A new comedic army claimed responsibility for the attack in a statement published on the Internet, this time 'The Arabic resistance movement', 'Al-Rashid brigades', naming Mohammed Al-Samarrai, and Ali Al-Juboori as the perpetrators, both are Iraqi Sunnis in case you were wondering. Up till now I never believed an Iraqi would carry out a suicide attack, although it is still disputable whether or not the attack was suicidal, but if proven true it would be an unprecedented development indicating that foreign terrorists have infiltrated enough to be able to recruit Iraqis with a predisposition for such acts.

The solution is not to erect higher concrete barriers, nor is it to place a checkpoint for the checkpoint for the entry gates. Experienced Iraqi intelligence officers swarming the country is the solution. The new Mukhabarat should be put to the test. Also, effective disarmament of the population (not attempted till now) starting with militias is an important and necessary step.

Further attacks, probably deadlier, are to be expected in the near future. Iraqi security forces have confidently announced on several occasions that they would do better if handed full security responsibilities. I fail to see so, especially when we have had examples of IP and ICDC cutting and running in the face of Al-Mahdi army in the south when Al-sadr decided to stir trouble.
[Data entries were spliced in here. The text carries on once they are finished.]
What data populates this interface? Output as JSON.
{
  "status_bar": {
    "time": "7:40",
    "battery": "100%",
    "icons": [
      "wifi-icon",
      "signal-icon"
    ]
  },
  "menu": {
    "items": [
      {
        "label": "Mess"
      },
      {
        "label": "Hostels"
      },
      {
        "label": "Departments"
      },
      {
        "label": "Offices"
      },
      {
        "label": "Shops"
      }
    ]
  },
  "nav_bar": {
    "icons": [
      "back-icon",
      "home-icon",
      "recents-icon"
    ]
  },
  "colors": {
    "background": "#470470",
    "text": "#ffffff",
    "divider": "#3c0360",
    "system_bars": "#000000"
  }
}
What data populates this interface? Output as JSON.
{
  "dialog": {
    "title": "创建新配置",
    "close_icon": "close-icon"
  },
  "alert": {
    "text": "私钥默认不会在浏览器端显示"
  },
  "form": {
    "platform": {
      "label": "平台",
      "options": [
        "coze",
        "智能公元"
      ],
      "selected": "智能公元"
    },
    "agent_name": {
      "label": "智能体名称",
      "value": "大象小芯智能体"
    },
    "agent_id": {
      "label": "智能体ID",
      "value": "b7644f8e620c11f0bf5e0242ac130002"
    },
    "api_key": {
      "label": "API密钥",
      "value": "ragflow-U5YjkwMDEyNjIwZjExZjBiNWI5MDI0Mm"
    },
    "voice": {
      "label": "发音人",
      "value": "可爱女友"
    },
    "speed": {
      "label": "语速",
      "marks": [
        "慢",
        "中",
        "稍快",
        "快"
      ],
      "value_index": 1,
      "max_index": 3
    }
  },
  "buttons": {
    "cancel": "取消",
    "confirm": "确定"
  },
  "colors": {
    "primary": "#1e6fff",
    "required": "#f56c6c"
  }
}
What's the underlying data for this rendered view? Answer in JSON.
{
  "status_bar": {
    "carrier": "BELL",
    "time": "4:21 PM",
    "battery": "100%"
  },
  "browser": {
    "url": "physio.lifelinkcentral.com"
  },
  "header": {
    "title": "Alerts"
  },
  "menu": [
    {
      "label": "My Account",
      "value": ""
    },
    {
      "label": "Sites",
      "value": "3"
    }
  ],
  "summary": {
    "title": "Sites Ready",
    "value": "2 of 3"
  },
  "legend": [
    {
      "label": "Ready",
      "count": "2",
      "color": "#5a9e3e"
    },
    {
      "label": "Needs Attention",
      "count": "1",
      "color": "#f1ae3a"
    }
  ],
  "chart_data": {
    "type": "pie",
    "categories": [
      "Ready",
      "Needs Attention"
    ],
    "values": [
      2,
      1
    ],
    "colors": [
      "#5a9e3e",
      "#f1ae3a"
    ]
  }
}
IP have not even defended their own stations when they came under attack in many cities, IP joining Al-Mahdi militiamen in looting at Basrah, gangs with elements of IP in Ammarah, and the cases of ICDC refusing to participate in restoring order at Fallujah and Kut with the feeble excuse that they would 'not attack fellow Iraqis'. Okay then, please try convincing insurgents, militias, foreign Jihadis, bandits, kidnappers, looters, criminals, and gangsters NOT to attack fellow Iraqis, maybe then we can see some real progress, Inshallah as they say in this corner of the world.